By Chris Wolski
If you want to get an American riled up—slip the word “regulation” somewhere in a sentence. Fireworks will likely ensue. In CLP‘s July cover story, we’re examining how the proposed VALID Act regulations will affect the laboratory industry and society as a whole.
Before I level my own opinions on the issue, I want to make it clear that I’m not against regulations, and I don’t think many of the readers of this column, no matter what side of the VALID issue they come down on, are either. Regulations are just rules. We all live by them in some way every day—whether they’re personal (brush your teeth before bed), part of our collective social contract (hold the door for the person behind you), professional (calibrate an instrument prior to using) or legal (wear your seatbelt while driving)—we are governed by rules in endless ways every hour of our lives.
The best regulations are designed to make life more orderly, safer, easier—a society without regulations is a society beset by chaos and grief. But if these regulations get in the way of living, then we have a right, and I’d say a duty, to be against them.
The VALID Act regulations—which at the time of this writing are winding their way through committee—definitely fall into the latter camp.

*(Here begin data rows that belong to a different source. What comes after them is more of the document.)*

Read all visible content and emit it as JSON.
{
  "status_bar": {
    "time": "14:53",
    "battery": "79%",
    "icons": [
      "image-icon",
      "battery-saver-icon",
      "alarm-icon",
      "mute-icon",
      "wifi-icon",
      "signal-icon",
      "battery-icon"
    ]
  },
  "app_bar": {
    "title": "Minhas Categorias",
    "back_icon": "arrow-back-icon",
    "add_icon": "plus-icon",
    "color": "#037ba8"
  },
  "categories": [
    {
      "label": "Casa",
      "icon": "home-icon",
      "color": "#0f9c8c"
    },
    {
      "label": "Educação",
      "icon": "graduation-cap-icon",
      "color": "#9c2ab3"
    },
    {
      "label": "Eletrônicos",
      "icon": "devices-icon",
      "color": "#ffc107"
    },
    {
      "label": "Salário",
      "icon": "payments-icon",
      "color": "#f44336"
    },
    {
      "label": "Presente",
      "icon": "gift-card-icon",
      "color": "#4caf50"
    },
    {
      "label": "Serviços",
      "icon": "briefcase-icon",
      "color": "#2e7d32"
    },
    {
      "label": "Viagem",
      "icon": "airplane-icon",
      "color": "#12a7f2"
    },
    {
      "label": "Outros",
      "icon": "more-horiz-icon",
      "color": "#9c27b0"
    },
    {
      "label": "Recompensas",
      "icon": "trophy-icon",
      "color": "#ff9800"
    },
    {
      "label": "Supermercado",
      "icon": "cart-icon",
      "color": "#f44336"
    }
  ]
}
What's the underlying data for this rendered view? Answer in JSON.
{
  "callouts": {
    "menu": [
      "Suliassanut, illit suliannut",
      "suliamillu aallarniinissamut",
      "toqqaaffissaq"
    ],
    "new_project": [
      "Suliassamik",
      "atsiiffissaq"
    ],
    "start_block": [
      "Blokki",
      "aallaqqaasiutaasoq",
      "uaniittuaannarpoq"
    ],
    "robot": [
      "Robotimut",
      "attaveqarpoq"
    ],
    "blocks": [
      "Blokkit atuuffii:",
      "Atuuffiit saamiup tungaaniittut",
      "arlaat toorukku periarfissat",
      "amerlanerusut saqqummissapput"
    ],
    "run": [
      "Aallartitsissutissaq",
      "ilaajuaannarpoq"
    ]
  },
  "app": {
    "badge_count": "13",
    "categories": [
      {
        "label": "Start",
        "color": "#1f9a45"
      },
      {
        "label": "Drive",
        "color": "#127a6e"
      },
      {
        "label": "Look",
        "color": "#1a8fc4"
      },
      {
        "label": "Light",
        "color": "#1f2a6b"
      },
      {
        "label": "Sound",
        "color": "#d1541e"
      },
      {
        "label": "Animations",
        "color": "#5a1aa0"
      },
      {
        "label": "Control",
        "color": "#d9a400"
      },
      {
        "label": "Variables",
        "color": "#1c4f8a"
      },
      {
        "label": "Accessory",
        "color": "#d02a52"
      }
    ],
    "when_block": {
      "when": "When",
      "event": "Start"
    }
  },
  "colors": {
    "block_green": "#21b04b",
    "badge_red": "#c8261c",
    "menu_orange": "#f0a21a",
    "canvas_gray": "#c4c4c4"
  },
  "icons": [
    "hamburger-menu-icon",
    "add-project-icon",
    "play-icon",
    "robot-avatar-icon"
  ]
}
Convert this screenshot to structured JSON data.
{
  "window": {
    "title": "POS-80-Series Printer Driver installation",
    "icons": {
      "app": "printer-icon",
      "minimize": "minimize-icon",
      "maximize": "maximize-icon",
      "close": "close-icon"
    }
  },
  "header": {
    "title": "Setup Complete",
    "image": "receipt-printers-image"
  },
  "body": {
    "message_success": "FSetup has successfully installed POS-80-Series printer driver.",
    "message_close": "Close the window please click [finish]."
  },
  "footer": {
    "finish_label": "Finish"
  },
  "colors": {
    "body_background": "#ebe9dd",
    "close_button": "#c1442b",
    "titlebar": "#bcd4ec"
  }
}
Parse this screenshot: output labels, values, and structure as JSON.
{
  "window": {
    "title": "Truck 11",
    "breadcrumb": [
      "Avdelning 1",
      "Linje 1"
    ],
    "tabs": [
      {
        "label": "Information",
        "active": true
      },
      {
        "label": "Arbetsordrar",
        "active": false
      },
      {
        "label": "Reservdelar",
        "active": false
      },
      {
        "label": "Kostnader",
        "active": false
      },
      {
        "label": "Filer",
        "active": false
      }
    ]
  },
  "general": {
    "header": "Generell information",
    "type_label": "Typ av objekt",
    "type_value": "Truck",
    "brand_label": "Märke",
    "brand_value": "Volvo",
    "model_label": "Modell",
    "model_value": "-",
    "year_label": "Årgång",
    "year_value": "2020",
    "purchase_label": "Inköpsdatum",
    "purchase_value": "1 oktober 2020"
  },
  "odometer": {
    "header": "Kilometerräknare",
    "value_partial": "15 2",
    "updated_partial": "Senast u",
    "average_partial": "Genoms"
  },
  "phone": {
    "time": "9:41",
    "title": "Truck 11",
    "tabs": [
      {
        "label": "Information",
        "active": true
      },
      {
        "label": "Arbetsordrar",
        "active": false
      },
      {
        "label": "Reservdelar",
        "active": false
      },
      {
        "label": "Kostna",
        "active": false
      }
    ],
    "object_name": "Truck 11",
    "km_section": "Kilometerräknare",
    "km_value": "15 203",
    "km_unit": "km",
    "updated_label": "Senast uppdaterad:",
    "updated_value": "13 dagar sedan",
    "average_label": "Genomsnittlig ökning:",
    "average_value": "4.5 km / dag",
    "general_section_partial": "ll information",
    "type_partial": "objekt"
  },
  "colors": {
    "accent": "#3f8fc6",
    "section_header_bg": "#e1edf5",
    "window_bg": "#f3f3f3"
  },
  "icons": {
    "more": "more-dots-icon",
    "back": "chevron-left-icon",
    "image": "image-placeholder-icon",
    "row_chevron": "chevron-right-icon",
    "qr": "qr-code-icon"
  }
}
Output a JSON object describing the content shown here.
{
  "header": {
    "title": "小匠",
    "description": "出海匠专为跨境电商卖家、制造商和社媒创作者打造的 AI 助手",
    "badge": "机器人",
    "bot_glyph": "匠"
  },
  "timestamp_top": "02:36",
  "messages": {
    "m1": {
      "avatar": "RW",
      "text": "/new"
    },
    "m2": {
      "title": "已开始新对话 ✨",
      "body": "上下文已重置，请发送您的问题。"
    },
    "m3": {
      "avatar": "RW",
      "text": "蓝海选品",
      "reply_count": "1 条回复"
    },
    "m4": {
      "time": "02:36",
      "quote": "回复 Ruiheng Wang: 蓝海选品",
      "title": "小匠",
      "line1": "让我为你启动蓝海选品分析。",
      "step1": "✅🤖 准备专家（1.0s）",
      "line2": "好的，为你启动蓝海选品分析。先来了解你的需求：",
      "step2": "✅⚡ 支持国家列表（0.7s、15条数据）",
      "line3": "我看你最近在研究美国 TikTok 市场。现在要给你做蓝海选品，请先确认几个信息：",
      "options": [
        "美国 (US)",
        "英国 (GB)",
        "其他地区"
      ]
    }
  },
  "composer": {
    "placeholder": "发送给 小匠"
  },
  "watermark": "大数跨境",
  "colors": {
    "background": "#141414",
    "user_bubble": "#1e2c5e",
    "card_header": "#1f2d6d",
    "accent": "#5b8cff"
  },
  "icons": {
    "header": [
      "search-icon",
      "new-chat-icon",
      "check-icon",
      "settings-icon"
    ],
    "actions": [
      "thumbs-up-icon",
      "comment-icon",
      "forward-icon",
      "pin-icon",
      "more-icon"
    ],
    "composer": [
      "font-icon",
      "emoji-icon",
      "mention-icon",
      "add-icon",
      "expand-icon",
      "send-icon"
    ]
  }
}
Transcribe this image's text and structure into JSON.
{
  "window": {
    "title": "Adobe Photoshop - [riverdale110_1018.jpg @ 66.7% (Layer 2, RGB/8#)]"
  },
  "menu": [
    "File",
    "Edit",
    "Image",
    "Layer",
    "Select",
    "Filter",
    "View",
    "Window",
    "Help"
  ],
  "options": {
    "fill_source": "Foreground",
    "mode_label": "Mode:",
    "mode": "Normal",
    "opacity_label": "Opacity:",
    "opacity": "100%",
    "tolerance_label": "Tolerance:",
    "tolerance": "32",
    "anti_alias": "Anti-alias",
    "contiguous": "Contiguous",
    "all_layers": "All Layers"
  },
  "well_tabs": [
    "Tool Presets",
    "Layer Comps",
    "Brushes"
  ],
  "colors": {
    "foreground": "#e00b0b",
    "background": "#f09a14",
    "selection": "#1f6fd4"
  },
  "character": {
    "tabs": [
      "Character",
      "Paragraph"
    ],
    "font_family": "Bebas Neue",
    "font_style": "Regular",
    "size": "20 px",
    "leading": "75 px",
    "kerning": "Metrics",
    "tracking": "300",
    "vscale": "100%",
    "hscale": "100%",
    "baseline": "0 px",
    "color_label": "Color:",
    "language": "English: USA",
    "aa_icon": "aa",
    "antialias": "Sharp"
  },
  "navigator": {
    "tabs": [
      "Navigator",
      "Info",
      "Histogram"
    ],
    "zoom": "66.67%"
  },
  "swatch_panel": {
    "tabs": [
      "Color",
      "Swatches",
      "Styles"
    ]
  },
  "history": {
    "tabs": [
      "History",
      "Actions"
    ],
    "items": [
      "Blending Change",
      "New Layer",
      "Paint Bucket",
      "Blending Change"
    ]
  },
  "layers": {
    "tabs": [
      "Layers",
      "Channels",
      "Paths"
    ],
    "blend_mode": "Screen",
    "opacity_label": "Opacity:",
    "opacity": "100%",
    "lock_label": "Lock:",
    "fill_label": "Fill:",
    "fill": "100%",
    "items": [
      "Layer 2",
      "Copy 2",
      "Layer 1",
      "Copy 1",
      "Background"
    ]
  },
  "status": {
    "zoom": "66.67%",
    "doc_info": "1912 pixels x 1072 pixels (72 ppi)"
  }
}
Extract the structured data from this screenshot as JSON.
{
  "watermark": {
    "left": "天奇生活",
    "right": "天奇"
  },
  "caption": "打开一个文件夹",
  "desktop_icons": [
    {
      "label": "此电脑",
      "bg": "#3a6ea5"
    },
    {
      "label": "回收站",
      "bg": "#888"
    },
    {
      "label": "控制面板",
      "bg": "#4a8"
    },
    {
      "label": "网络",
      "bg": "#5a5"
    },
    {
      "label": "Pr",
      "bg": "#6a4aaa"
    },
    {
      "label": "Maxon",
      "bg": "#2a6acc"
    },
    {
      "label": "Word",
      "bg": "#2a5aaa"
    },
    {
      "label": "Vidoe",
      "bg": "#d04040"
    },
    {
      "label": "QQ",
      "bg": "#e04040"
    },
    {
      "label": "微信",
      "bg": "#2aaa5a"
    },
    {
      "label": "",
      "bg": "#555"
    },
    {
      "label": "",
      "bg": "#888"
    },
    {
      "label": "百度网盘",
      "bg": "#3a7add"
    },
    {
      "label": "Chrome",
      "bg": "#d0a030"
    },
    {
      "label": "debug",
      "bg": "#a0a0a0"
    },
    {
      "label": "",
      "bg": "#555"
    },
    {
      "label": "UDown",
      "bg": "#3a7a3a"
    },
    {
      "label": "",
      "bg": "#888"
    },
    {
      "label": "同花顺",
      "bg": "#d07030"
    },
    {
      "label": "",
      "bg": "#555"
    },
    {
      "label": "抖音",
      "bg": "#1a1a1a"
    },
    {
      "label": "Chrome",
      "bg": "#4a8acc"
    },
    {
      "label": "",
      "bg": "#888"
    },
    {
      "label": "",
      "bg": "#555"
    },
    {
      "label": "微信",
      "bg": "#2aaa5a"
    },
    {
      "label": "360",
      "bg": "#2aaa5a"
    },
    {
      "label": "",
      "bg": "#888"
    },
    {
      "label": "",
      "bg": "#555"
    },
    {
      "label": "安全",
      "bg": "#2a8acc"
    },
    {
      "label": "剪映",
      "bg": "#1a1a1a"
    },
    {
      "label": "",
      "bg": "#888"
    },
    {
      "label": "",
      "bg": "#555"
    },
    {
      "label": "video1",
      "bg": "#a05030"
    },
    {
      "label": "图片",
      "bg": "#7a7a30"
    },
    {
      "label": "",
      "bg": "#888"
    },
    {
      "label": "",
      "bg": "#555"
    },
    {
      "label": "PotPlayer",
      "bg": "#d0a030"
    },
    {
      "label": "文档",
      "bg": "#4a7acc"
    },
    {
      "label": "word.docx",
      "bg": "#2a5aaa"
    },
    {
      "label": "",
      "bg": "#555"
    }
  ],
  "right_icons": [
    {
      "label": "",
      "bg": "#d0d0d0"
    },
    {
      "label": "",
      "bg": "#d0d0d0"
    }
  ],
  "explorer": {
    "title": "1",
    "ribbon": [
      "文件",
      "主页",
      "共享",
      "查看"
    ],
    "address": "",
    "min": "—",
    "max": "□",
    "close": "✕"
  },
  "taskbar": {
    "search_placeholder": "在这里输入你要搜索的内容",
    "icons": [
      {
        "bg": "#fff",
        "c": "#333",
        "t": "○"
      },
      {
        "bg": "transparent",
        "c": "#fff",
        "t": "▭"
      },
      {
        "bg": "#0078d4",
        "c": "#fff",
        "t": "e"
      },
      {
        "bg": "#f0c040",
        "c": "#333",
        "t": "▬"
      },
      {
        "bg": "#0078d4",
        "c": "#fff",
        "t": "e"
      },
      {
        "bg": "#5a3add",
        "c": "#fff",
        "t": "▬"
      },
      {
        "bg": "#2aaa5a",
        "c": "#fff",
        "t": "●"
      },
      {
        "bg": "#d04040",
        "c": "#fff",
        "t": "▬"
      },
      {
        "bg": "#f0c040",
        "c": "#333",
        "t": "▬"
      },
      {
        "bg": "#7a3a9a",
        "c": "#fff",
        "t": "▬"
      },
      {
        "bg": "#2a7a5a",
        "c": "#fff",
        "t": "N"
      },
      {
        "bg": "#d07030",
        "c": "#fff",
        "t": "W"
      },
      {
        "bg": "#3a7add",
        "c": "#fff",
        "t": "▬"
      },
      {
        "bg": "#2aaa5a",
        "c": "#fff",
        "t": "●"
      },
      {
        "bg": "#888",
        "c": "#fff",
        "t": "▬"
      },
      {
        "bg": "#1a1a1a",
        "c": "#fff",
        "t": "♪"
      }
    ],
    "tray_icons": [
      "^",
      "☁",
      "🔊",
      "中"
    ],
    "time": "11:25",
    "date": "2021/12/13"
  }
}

The way labs quickly pivoted and created dozens maybe even hundreds of COVID-19 tests of all types in a matter of a few weeks and months at the beginning of pandemic should be the argument for maintaining the status quo system of laboratory-developed tests (LDTs) that have fueled innovation for decades. Certainly, there should be regulations—and we have many governing LDTs already. Have there been instances when the rules didn’t work? Of course, but on balance they have offered the framework that both protects patients and fosters innovation.
Here’s a hard fact we have to accept: Regulations are never perfect. They will be broken. That’s what enforcement agencies are for—perhaps a better solution is upping enforcement and the penalties for breaking the rules, instead of penalizing everyone.
Simply put, more regulations on LDTs will stifle the best and the brightest (look what’s happening in the EU already). And that will hurt patients and society as a whole.
If you oppose VALID Act regulations, now is the time to act. Contact your national representatives and respond to the clarion calls of the industry to step up and meet this challenge. The current LDT system works—don’t let it go without a fight.
Chris Wolski is chief editor of CLP.